Chris Harrison, author of ClusterBall, has produced Wikiviz, a series of graphs exploring the links within Wikipedia articles. As he explains: "Wikipedia is an interesting dataset for visualization. As an encyclopedia, its articles span millions of topics. Being a human edited entity, connections between topics are diverse, interesting, and sometimes perplexing - five hops takes you from subatomic particles to Snoop Dog. Wikipedia is revealing in how humans organize data and how interconnected seemingly unrelated topics can be".
Layout is done using a spring model which constant and optimal spring length can be adjusted. Overlapping nodes are nudged apart using a separate, non-spring-based method. The code base is under a thousand lines of Java code, and was whipped together a few hours at a time over the course of a week. Tweaking the layout code (dampening, overlap detection, etc.) consumed most of that time. Although called WikiViz, there is nothing specifically Wikipedia about it. It's a general graph layout and render engine that can be used with many sources.

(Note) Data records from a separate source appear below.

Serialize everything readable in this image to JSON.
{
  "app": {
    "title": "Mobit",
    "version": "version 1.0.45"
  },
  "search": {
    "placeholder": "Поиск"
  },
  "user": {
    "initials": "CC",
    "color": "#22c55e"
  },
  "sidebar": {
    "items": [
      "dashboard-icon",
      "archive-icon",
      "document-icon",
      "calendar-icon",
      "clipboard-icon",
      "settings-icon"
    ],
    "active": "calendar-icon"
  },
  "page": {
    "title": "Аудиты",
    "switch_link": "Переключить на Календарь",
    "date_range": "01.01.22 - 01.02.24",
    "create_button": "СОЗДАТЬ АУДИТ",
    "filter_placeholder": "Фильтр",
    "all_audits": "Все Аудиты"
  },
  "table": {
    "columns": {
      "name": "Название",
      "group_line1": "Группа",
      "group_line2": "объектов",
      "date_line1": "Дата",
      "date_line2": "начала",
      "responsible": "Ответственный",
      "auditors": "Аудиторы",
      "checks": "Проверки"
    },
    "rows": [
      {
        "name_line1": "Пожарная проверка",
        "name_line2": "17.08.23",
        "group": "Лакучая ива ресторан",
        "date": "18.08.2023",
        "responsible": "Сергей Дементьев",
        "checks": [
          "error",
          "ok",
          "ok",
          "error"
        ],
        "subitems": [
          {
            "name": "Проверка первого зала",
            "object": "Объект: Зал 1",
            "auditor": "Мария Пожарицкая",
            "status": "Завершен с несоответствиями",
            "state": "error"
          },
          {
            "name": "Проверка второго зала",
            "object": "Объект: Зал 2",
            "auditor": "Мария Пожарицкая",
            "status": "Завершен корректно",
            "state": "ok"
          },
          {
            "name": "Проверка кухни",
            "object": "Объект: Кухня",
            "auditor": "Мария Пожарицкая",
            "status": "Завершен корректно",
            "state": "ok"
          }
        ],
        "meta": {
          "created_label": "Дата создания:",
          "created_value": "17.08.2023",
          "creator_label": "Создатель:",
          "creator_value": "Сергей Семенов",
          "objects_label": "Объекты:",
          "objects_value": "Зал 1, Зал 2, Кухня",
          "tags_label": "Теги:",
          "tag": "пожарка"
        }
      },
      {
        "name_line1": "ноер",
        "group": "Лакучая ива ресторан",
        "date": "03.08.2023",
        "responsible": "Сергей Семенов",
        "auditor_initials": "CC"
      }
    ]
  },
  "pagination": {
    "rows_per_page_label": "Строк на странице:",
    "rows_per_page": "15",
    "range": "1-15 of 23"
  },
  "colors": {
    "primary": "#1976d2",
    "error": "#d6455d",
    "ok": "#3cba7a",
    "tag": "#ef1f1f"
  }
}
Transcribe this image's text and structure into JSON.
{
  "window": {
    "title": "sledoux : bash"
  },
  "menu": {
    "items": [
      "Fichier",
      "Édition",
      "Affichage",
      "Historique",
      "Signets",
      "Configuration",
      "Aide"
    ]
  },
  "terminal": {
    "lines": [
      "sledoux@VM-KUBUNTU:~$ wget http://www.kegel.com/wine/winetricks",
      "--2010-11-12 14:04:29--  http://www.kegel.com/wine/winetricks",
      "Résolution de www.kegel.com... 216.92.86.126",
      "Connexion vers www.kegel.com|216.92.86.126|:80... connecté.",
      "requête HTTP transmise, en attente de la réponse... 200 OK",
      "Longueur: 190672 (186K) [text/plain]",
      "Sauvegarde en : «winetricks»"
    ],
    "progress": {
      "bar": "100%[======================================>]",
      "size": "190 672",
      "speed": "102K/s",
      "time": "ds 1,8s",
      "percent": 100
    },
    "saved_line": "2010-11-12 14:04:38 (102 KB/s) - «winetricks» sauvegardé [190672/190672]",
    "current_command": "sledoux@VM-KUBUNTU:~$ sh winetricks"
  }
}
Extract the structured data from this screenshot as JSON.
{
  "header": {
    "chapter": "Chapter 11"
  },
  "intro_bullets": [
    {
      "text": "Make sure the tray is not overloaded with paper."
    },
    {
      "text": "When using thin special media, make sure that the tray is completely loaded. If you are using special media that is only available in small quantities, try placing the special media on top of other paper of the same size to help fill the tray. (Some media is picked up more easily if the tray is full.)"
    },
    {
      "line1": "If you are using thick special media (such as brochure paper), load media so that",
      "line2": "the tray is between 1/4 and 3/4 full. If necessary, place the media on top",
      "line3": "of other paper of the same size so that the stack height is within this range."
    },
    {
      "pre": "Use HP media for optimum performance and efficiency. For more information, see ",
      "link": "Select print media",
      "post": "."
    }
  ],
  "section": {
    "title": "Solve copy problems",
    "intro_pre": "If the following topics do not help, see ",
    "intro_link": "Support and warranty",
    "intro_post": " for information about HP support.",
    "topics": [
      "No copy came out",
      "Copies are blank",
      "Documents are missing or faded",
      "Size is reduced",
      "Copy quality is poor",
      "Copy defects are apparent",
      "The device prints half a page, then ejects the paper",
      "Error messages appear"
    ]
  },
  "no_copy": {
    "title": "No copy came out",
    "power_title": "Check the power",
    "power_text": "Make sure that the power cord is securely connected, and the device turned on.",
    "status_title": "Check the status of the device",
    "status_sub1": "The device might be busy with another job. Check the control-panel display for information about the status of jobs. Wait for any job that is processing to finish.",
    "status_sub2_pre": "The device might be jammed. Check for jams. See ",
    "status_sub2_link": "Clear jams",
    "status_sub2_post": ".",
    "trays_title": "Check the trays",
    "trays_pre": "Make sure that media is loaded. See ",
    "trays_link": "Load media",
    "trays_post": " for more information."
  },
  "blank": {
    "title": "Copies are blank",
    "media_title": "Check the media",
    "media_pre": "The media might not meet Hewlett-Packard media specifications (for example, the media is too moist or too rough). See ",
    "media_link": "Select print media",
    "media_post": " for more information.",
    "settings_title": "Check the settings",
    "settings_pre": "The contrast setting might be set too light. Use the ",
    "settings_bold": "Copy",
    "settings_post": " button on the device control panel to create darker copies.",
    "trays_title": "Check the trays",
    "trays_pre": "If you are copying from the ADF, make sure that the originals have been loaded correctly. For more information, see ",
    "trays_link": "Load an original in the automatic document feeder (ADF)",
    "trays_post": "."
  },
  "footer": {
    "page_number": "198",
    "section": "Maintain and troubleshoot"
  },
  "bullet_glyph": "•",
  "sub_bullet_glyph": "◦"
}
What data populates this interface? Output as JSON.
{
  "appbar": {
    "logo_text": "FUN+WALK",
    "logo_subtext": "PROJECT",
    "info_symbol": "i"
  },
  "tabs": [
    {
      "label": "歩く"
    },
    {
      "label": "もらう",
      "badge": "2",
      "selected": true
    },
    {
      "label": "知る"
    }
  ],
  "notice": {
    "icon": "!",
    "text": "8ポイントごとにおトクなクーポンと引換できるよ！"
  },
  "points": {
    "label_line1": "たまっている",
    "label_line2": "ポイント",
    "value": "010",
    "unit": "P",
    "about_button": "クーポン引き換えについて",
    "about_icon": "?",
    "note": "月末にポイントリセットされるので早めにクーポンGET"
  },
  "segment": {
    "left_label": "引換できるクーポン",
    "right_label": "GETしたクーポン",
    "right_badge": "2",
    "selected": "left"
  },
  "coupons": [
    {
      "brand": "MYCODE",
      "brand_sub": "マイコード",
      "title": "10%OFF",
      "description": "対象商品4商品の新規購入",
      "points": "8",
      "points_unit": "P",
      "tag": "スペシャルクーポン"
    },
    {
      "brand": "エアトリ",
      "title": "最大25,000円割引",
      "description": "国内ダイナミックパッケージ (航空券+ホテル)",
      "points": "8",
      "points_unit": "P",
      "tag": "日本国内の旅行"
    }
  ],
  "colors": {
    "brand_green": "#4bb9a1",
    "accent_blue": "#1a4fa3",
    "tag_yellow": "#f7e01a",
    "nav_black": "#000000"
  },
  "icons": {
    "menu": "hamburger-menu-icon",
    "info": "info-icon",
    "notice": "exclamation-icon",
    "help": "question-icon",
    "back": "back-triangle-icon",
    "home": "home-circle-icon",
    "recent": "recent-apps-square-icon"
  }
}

Initially, the graph was rendered real-time on screen. With about 1000 edges, the graph was interactive. However, as Harrison pushed the edge count into the tens of thousands, it became clear that watching the graph balance into an energy minimized state was going to take serious processing time (hours). Not only was each iteration taking about half a second (2 fps), but the number of iterations required to properly layout the graph was large (tens of thousands). It was clear that the computation needed to be run non-graphically and saved to file when complete. This also allowed him to escape the low resolution of monitors and produce high-resolution images (20,000x20,000 pixels or more).